Drop every picture, then repeat the records exactly.

#### Extracted data entries:

━━━━

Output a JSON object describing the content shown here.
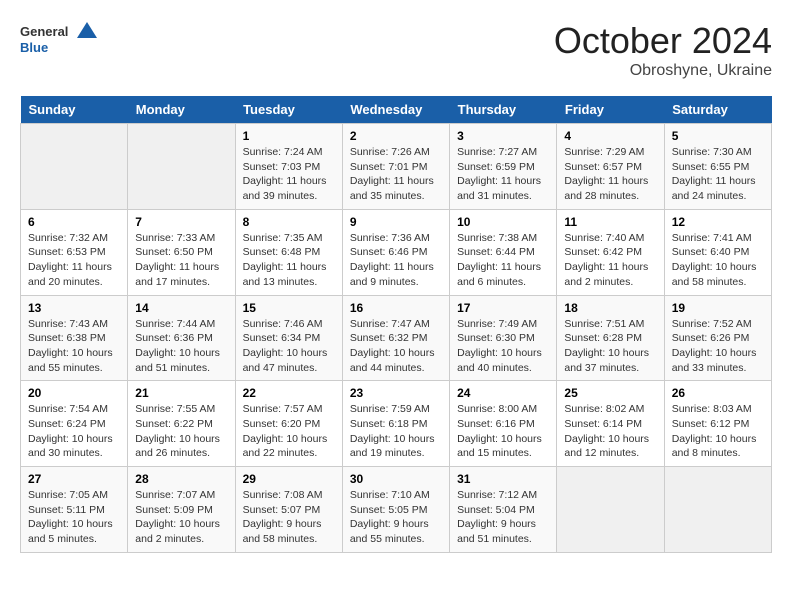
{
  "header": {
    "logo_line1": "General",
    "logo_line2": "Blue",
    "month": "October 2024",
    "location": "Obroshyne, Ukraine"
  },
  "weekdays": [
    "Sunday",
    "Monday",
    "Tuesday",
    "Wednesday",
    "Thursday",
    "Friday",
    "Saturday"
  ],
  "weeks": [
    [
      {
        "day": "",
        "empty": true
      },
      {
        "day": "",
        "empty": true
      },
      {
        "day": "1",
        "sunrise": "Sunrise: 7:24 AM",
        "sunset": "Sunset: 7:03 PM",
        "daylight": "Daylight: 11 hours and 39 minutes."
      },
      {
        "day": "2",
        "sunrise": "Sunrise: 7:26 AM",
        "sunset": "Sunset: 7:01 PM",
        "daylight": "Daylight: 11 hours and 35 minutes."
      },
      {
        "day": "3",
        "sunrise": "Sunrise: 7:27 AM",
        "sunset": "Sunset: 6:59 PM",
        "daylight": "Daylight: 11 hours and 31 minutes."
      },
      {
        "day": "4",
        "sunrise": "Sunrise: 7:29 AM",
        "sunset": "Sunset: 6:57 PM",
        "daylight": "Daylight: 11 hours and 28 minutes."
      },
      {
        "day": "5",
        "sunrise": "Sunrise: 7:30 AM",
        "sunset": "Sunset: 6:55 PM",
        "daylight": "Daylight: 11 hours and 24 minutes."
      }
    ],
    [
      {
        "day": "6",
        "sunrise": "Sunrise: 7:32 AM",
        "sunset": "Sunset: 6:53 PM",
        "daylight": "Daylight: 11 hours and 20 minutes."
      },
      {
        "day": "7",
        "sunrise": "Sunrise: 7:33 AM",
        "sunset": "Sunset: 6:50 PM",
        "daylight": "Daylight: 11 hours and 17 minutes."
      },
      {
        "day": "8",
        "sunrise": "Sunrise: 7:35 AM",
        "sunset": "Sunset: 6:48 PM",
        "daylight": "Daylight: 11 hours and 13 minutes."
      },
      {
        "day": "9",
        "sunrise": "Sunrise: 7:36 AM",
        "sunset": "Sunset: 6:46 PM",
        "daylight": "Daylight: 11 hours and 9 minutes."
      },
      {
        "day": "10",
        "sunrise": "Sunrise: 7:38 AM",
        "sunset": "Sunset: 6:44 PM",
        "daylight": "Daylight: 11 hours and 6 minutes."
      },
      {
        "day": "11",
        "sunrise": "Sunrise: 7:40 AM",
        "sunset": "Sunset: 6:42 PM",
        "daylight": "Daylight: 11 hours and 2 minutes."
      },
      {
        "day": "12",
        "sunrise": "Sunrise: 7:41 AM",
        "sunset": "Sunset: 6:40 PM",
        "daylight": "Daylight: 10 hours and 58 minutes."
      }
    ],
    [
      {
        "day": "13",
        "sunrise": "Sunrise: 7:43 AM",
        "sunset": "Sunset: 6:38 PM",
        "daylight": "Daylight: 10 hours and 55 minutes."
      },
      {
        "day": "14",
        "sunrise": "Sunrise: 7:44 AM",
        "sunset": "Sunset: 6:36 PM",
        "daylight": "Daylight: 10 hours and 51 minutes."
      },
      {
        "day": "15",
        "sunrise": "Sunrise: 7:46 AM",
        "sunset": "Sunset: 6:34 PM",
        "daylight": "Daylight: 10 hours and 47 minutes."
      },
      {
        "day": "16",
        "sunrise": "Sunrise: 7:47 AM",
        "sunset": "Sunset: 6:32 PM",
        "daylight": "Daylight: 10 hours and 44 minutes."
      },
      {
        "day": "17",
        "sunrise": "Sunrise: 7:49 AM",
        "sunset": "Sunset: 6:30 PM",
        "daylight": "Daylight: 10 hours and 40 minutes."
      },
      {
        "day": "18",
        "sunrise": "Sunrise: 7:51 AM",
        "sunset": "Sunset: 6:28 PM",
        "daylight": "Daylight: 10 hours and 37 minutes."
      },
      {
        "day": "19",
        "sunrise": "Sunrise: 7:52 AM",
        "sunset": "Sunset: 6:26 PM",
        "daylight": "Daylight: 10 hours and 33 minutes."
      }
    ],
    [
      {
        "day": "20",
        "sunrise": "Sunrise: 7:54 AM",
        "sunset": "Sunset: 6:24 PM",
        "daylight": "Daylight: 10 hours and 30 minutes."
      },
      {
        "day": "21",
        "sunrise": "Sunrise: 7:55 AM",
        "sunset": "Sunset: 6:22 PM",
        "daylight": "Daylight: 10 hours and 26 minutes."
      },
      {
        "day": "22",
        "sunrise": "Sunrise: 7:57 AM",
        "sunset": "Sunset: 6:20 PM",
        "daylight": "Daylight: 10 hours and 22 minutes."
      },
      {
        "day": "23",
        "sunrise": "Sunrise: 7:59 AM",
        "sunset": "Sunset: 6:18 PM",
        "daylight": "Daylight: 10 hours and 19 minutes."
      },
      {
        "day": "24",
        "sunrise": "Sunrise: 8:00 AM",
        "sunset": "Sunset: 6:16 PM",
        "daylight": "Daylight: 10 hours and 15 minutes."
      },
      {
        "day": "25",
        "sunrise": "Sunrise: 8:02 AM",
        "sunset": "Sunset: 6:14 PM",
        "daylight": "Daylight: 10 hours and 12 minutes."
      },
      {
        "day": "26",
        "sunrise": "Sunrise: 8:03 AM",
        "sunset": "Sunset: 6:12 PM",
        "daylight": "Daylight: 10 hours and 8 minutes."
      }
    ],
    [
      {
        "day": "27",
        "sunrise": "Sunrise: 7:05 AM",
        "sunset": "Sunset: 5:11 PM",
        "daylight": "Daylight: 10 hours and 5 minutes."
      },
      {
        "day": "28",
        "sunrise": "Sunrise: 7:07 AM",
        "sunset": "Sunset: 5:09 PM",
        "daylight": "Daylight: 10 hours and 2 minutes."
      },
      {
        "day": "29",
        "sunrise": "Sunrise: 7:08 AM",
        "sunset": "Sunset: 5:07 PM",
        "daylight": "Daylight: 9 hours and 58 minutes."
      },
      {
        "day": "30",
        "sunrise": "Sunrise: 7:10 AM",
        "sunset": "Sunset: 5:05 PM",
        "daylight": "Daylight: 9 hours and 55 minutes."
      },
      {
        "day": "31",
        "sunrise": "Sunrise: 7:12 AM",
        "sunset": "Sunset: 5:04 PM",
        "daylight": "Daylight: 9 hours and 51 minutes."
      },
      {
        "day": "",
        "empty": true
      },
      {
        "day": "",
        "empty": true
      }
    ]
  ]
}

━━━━

#### Result of this task:
Output a JSON object describing the content shown here.
{
  "header": {
    "logo_line1": "General",
    "logo_line2": "Blue",
    "month": "October 2024",
    "location": "Obroshyne, Ukraine"
  },
  "weekdays": [
    "Sunday",
    "Monday",
    "Tuesday",
    "Wednesday",
    "Thursday",
    "Friday",
    "Saturday"
  ],
  "weeks": [
    [
      {
        "day": "",
        "empty": true
      },
      {
        "day": "",
        "empty": true
      },
      {
        "day": "1",
        "sunrise": "Sunrise: 7:24 AM",
        "sunset": "Sunset: 7:03 PM",
        "daylight": "Daylight: 11 hours and 39 minutes."
      },
      {
        "day": "2",
        "sunrise": "Sunrise: 7:26 AM",
        "sunset": "Sunset: 7:01 PM",
        "daylight": "Daylight: 11 hours and 35 minutes."
      },
      {
        "day": "3",
        "sunrise": "Sunrise: 7:27 AM",
        "sunset": "Sunset: 6:59 PM",
        "daylight": "Daylight: 11 hours and 31 minutes."
      },
      {
        "day": "4",
        "sunrise": "Sunrise: 7:29 AM",
        "sunset": "Sunset: 6:57 PM",
        "daylight": "Daylight: 11 hours and 28 minutes."
      },
      {
        "day": "5",
        "sunrise": "Sunrise: 7:30 AM",
        "sunset": "Sunset: 6:55 PM",
        "daylight": "Daylight: 11 hours and 24 minutes."
      }
    ],
    [
      {
        "day": "6",
        "sunrise": "Sunrise: 7:32 AM",
        "sunset": "Sunset: 6:53 PM",
        "daylight": "Daylight: 11 hours and 20 minutes."
      },
      {
        "day": "7",
        "sunrise": "Sunrise: 7:33 AM",
        "sunset": "Sunset: 6:50 PM",
        "daylight": "Daylight: 11 hours and 17 minutes."
      },
      {
        "day": "8",
        "sunrise": "Sunrise: 7:35 AM",
        "sunset": "Sunset: 6:48 PM",
        "daylight": "Daylight: 11 hours and 13 minutes."
      },
      {
        "day": "9",
        "sunrise": "Sunrise: 7:36 AM",
        "sunset": "Sunset: 6:46 PM",
        "daylight": "Daylight: 11 hours and 9 minutes."
      },
      {
        "day": "10",
        "sunrise": "Sunrise: 7:38 AM",
        "sunset": "Sunset: 6:44 PM",
        "daylight": "Daylight: 11 hours and 6 minutes."
      },
      {
        "day": "11",
        "sunrise": "Sunrise: 7:40 AM",
        "sunset": "Sunset: 6:42 PM",
        "daylight": "Daylight: 11 hours and 2 minutes."
      },
      {
        "day": "12",
        "sunrise": "Sunrise: 7:41 AM",
        "sunset": "Sunset: 6:40 PM",
        "daylight": "Daylight: 10 hours and 58 minutes."
      }
    ],
    [
      {
        "day": "13",
        "sunrise": "Sunrise: 7:43 AM",
        "sunset": "Sunset: 6:38 PM",
        "daylight": "Daylight: 10 hours and 55 minutes."
      },
      {
        "day": "14",
        "sunrise": "Sunrise: 7:44 AM",
        "sunset": "Sunset: 6:36 PM",
        "daylight": "Daylight: 10 hours and 51 minutes."
      },
      {
        "day": "15",
        "sunrise": "Sunrise: 7:46 AM",
        "sunset": "Sunset: 6:34 PM",
        "daylight": "Daylight: 10 hours and 47 minutes."
      },
      {
        "day": "16",
        "sunrise": "Sunrise: 7:47 AM",
        "sunset": "Sunset: 6:32 PM",
        "daylight": "Daylight: 10 hours and 44 minutes."
      },
      {
        "day": "17",
        "sunrise": "Sunrise: 7:49 AM",
        "sunset": "Sunset: 6:30 PM",
        "daylight": "Daylight: 10 hours and 40 minutes."
      },
      {
        "day": "18",
        "sunrise": "Sunrise: 7:51 AM",
        "sunset": "Sunset: 6:28 PM",
        "daylight": "Daylight: 10 hours and 37 minutes."
      },
      {
        "day": "19",
        "sunrise": "Sunrise: 7:52 AM",
        "sunset": "Sunset: 6:26 PM",
        "daylight": "Daylight: 10 hours and 33 minutes."
      }
    ],
    [
      {
        "day": "20",
        "sunrise": "Sunrise: 7:54 AM",
        "sunset": "Sunset: 6:24 PM",
        "daylight": "Daylight: 10 hours and 30 minutes."
      },
      {
        "day": "21",
        "sunrise": "Sunrise: 7:55 AM",
        "sunset": "Sunset: 6:22 PM",
        "daylight": "Daylight: 10 hours and 26 minutes."
      },
      {
        "day": "22",
        "sunrise": "Sunrise: 7:57 AM",
        "sunset": "Sunset: 6:20 PM",
        "daylight": "Daylight: 10 hours and 22 minutes."
      },
      {
        "day": "23",
        "sunrise": "Sunrise: 7:59 AM",
        "sunset": "Sunset: 6:18 PM",
        "daylight": "Daylight: 10 hours and 19 minutes."
      },
      {
        "day": "24",
        "sunrise": "Sunrise: 8:00 AM",
        "sunset": "Sunset: 6:16 PM",
        "daylight": "Daylight: 10 hours and 15 minutes."
      },
      {
        "day": "25",
        "sunrise": "Sunrise: 8:02 AM",
        "sunset": "Sunset: 6:14 PM",
        "daylight": "Daylight: 10 hours and 12 minutes."
      },
      {
        "day": "26",
        "sunrise": "Sunrise: 8:03 AM",
        "sunset": "Sunset: 6:12 PM",
        "daylight": "Daylight: 10 hours and 8 minutes."
      }
    ],
    [
      {
        "day": "27",
        "sunrise": "Sunrise: 7:05 AM",
        "sunset": "Sunset: 5:11 PM",
        "daylight": "Daylight: 10 hours and 5 minutes."
      },
      {
        "day": "28",
        "sunrise": "Sunrise: 7:07 AM",
        "sunset": "Sunset: 5:09 PM",
        "daylight": "Daylight: 10 hours and 2 minutes."
      },
      {
        "day": "29",
        "sunrise": "Sunrise: 7:08 AM",
        "sunset": "Sunset: 5:07 PM",
        "daylight": "Daylight: 9 hours and 58 minutes."
      },
      {
        "day": "30",
        "sunrise": "Sunrise: 7:10 AM",
        "sunset": "Sunset: 5:05 PM",
        "daylight": "Daylight: 9 hours and 55 minutes."
      },
      {
        "day": "31",
        "sunrise": "Sunrise: 7:12 AM",
        "sunset": "Sunset: 5:04 PM",
        "daylight": "Daylight: 9 hours and 51 minutes."
      },
      {
        "day": "",
        "empty": true
      },
      {
        "day": "",
        "empty": true
      }
    ]
  ]
}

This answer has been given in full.